Start of Block
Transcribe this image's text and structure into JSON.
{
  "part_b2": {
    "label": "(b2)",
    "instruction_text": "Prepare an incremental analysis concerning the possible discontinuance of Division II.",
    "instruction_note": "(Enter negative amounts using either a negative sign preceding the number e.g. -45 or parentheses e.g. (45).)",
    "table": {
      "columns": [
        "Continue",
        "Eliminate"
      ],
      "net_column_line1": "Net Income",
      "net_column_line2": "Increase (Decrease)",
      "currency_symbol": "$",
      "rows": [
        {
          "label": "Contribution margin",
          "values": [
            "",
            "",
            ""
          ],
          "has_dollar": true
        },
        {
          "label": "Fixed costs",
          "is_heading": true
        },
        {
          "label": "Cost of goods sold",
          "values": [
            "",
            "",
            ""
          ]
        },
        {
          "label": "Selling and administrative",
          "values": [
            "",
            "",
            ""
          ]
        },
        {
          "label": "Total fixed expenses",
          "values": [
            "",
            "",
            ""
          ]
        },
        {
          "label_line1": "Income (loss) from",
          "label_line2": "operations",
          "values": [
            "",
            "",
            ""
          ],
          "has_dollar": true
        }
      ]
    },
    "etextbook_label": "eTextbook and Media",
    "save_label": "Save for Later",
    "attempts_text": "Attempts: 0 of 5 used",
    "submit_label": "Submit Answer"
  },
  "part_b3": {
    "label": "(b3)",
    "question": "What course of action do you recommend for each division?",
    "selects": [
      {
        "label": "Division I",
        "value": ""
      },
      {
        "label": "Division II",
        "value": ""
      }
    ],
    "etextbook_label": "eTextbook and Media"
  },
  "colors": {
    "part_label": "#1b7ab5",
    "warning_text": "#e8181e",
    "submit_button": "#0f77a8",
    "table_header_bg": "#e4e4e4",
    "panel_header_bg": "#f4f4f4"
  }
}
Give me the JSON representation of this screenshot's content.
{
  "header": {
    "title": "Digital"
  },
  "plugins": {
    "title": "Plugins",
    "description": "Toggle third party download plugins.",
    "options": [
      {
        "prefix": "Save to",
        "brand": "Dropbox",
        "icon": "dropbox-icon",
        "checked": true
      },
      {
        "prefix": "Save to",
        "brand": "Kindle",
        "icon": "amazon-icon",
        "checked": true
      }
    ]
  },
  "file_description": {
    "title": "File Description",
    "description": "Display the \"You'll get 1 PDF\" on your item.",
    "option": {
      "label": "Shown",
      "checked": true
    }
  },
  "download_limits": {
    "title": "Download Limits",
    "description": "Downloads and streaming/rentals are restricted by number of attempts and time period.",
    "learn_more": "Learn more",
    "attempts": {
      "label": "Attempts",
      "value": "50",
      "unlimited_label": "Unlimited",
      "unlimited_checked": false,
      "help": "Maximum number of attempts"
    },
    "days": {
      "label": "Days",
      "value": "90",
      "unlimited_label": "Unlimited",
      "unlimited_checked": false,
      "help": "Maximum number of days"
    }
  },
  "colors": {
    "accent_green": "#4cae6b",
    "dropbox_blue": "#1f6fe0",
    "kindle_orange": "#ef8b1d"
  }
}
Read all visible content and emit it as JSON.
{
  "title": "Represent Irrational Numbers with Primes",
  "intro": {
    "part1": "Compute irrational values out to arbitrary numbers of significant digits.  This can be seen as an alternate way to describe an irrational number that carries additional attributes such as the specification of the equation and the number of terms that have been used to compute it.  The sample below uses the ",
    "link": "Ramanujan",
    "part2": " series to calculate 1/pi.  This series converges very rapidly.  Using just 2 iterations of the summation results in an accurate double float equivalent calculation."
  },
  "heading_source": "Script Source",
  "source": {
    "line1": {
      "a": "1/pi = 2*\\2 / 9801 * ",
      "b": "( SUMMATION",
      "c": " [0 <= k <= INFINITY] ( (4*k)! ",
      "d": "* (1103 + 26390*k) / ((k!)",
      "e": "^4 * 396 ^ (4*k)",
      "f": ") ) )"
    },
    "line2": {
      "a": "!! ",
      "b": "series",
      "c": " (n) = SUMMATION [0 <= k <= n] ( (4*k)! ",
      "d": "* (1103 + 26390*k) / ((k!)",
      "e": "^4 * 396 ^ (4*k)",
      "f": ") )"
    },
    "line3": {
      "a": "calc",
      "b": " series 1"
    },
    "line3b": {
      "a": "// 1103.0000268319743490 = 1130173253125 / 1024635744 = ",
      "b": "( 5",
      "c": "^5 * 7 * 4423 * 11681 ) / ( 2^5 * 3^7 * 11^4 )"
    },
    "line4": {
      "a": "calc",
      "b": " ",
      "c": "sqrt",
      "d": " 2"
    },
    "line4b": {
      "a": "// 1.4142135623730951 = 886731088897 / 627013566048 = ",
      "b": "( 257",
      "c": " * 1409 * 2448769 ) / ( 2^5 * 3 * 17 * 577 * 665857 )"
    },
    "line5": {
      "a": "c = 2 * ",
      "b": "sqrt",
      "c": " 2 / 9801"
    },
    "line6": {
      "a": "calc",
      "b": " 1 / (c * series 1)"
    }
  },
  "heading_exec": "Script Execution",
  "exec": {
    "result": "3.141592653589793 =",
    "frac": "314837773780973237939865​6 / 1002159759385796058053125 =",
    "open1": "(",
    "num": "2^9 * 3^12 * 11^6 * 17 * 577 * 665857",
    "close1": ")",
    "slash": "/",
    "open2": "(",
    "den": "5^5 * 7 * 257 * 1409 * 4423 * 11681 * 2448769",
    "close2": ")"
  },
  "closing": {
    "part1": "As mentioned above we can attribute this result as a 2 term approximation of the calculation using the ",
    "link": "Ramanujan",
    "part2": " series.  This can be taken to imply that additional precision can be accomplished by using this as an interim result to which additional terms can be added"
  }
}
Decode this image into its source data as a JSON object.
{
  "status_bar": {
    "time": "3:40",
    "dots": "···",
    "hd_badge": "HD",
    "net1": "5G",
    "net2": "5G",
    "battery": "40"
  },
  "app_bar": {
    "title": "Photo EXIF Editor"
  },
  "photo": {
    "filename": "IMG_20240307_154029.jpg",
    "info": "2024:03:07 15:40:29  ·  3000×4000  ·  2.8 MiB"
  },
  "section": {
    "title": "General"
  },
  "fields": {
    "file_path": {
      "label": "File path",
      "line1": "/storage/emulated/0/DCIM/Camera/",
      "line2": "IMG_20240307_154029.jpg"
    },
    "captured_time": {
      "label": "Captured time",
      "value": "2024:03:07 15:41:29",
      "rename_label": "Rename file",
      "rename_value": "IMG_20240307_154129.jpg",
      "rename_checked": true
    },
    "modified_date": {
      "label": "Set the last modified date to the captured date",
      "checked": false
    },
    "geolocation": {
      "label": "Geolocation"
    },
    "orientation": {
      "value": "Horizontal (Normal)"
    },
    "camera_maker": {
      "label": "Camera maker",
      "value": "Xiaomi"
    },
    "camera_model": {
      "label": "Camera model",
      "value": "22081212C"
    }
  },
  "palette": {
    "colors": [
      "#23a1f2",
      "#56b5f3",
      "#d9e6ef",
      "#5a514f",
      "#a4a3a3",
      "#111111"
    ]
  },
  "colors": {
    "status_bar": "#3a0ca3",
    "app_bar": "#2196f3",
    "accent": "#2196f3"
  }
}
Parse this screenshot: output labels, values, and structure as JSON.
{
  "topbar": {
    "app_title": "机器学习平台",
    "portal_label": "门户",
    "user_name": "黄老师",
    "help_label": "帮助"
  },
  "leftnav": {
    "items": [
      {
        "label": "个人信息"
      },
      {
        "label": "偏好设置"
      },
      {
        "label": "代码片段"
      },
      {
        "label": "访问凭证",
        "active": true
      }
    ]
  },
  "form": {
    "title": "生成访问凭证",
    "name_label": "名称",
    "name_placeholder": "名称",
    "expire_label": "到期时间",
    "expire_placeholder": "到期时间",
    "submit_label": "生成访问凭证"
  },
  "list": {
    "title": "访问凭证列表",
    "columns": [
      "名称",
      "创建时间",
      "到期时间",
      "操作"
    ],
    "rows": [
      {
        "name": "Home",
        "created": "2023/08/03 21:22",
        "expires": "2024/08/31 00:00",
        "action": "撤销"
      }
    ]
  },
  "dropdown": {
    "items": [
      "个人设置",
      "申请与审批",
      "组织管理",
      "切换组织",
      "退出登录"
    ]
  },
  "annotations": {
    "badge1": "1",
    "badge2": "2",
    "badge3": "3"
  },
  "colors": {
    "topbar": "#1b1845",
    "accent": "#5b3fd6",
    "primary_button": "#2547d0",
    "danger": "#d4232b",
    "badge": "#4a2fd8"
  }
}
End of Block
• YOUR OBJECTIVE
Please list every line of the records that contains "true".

• WRITTEN RESPONSE
          "has_dollar": true
          "is_heading": true
          "has_dollar": true
        "checked": true
        "checked": true
      "checked": true
      "rename_checked": true
        "active": true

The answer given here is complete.